Dataset records »

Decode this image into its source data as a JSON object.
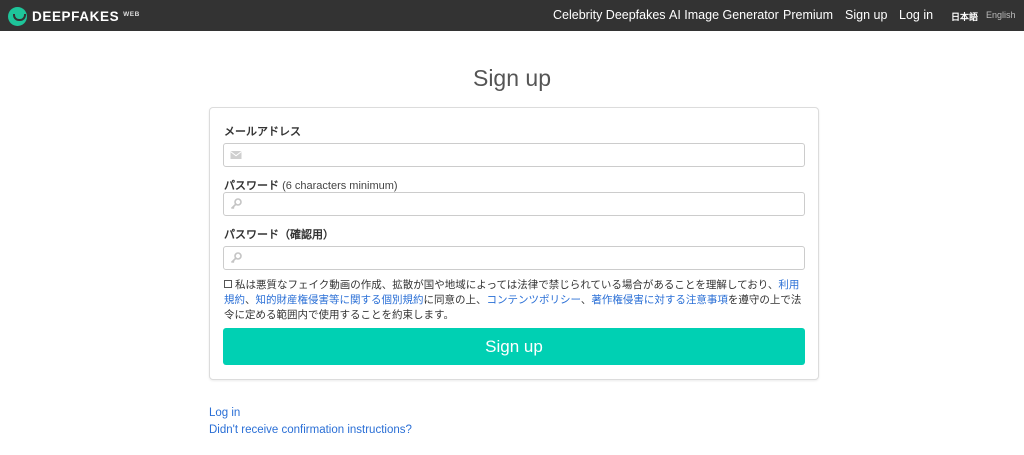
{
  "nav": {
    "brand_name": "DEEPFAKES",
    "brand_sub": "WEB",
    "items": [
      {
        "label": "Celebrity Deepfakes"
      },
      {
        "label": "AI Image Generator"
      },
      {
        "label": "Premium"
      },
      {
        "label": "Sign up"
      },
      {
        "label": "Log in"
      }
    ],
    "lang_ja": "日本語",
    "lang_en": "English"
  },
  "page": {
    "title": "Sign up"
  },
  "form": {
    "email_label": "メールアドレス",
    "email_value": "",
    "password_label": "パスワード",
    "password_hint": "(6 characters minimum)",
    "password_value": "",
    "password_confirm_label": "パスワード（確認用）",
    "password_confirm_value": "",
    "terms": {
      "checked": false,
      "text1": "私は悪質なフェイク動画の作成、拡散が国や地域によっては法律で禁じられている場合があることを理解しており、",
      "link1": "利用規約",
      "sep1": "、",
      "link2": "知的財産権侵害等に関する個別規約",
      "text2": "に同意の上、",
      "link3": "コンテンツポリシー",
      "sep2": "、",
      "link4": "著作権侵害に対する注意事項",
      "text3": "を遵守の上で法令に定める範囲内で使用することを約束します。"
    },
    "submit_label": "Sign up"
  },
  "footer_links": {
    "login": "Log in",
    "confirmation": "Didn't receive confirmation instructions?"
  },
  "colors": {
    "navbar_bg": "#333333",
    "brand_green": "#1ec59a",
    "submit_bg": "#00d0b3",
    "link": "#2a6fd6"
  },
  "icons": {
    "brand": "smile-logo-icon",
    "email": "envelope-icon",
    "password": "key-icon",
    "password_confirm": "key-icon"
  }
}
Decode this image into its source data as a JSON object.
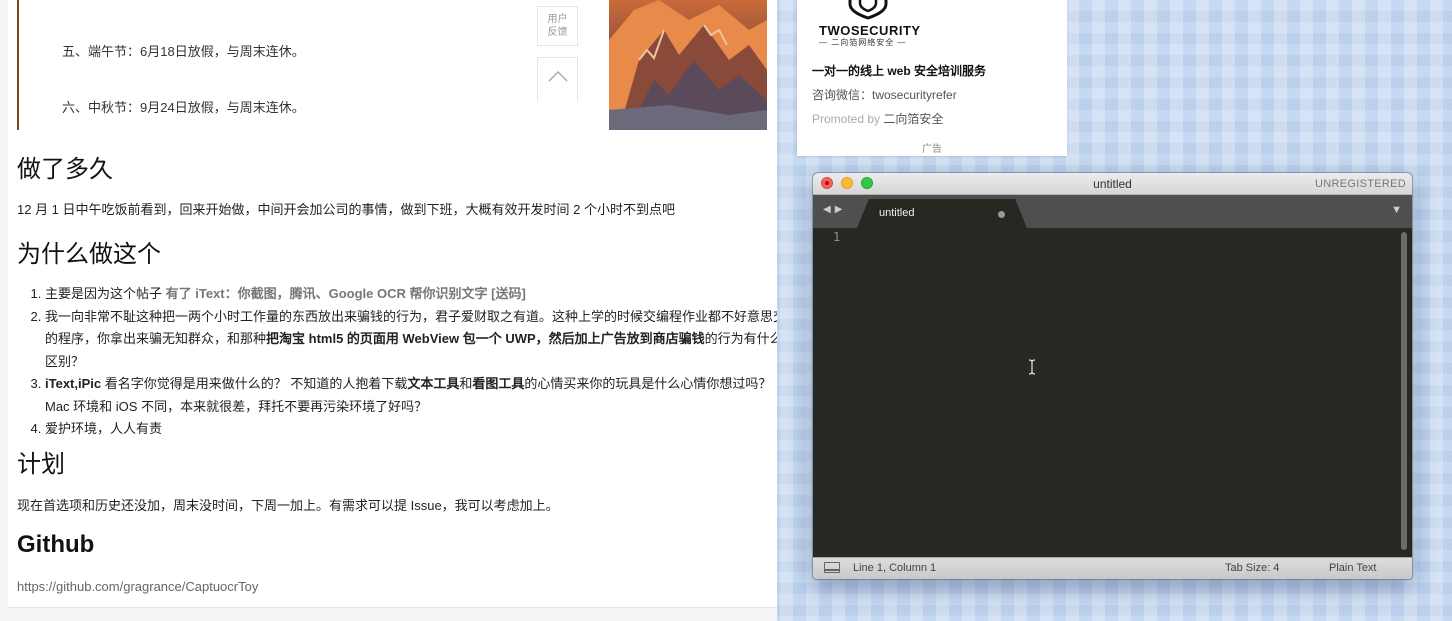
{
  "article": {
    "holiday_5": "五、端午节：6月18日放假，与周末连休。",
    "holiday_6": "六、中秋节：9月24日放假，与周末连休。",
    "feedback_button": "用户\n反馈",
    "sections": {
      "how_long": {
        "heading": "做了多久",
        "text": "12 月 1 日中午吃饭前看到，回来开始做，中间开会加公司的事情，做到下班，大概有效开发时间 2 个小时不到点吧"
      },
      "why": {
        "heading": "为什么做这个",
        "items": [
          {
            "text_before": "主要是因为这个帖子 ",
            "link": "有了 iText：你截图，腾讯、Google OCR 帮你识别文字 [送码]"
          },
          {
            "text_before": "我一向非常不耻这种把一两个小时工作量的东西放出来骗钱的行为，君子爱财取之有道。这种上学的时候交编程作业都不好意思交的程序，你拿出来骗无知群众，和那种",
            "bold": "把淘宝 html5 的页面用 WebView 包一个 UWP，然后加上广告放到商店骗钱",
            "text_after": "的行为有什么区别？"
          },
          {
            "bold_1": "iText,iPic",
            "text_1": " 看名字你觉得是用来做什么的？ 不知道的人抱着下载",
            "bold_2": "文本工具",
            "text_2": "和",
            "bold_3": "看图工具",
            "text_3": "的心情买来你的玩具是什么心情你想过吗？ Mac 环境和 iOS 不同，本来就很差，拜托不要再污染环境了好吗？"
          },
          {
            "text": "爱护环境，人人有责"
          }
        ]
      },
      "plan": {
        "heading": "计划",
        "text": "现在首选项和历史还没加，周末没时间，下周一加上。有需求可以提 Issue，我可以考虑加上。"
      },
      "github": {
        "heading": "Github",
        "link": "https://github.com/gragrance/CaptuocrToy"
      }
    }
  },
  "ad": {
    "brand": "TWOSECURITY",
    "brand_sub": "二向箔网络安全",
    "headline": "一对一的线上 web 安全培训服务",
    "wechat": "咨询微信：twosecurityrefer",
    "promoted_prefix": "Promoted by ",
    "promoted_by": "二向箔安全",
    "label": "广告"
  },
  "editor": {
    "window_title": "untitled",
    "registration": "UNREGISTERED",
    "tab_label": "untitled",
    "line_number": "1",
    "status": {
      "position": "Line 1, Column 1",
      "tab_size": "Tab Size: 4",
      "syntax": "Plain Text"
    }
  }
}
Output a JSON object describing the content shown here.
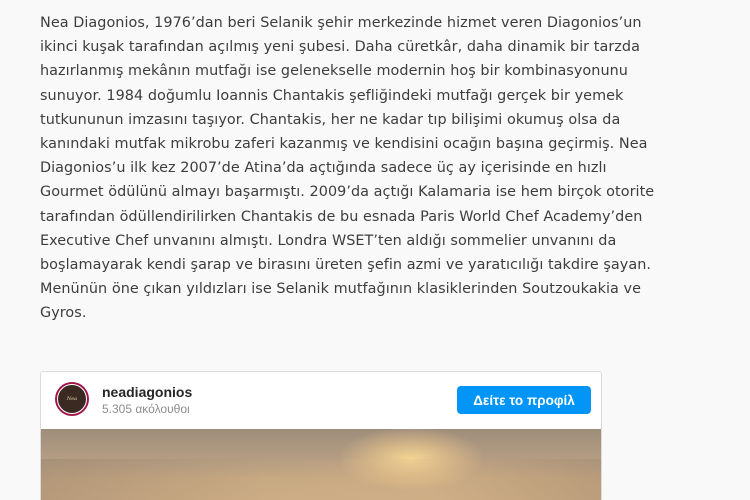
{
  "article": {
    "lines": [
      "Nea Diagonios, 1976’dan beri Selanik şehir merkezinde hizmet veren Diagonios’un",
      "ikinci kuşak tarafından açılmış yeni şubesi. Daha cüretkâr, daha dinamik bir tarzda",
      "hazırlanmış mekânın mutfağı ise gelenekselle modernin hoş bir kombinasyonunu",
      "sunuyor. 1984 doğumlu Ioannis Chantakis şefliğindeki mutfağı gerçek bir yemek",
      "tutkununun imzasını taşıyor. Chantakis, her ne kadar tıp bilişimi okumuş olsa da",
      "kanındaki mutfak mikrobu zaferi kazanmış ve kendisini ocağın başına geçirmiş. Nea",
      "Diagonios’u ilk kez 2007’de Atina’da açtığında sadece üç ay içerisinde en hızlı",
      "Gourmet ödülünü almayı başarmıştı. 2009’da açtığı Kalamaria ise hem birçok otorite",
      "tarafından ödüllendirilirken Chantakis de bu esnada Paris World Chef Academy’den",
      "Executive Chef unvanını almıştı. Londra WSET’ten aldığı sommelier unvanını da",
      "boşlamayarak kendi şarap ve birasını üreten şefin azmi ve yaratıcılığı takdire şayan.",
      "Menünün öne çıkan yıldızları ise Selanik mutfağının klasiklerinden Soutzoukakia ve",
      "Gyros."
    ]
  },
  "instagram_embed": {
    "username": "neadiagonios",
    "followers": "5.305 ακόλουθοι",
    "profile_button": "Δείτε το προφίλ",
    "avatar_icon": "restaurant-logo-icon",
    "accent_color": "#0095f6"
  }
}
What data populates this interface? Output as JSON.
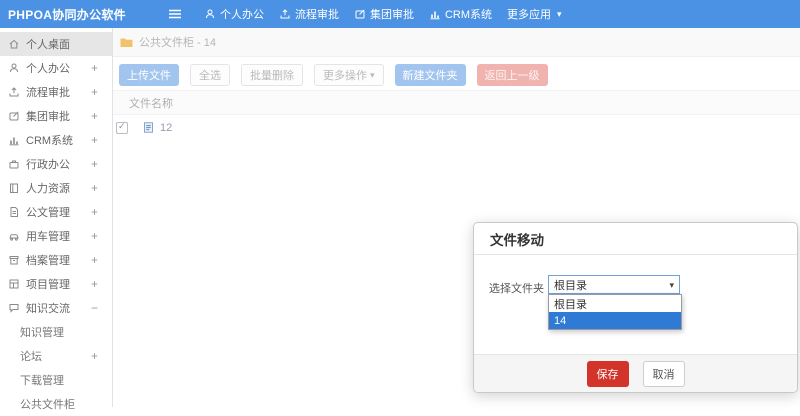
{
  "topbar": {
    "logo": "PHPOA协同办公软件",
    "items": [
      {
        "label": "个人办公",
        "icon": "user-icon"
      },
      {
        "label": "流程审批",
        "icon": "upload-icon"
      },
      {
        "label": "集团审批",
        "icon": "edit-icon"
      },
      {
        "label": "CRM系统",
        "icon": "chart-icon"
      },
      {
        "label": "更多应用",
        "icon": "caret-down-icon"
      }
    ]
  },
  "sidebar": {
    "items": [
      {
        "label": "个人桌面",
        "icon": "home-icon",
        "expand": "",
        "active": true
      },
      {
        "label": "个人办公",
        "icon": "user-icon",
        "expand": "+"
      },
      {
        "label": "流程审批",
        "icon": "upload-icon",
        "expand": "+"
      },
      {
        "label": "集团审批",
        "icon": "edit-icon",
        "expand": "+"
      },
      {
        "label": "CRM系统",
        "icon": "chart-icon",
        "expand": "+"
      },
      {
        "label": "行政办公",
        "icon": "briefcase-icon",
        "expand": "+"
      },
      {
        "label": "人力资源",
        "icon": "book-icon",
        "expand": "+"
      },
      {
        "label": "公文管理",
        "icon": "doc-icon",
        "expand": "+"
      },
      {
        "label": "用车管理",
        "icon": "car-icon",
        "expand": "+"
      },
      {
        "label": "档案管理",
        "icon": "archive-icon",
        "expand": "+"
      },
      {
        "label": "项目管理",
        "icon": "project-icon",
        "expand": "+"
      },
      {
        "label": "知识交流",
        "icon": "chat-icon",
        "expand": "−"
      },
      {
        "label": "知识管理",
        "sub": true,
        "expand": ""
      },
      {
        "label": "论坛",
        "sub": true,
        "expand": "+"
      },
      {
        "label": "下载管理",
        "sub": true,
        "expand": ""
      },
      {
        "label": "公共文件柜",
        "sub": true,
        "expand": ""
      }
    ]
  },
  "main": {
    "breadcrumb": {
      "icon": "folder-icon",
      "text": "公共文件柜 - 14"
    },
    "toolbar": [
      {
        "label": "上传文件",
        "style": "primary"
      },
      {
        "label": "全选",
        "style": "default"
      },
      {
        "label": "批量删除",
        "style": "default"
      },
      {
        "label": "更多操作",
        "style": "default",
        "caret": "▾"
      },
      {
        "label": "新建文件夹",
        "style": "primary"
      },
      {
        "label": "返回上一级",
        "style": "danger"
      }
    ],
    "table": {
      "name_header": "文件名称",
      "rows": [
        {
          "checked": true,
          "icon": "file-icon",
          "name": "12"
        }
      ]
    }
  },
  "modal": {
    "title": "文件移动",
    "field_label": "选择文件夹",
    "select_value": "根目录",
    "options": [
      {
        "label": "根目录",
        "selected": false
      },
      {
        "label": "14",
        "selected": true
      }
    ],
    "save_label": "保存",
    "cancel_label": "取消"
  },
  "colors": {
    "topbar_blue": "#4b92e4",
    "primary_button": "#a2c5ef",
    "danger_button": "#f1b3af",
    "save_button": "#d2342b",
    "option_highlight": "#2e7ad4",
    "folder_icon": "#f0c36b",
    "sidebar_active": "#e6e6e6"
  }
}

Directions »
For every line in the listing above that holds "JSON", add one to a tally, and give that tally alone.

Written response »
4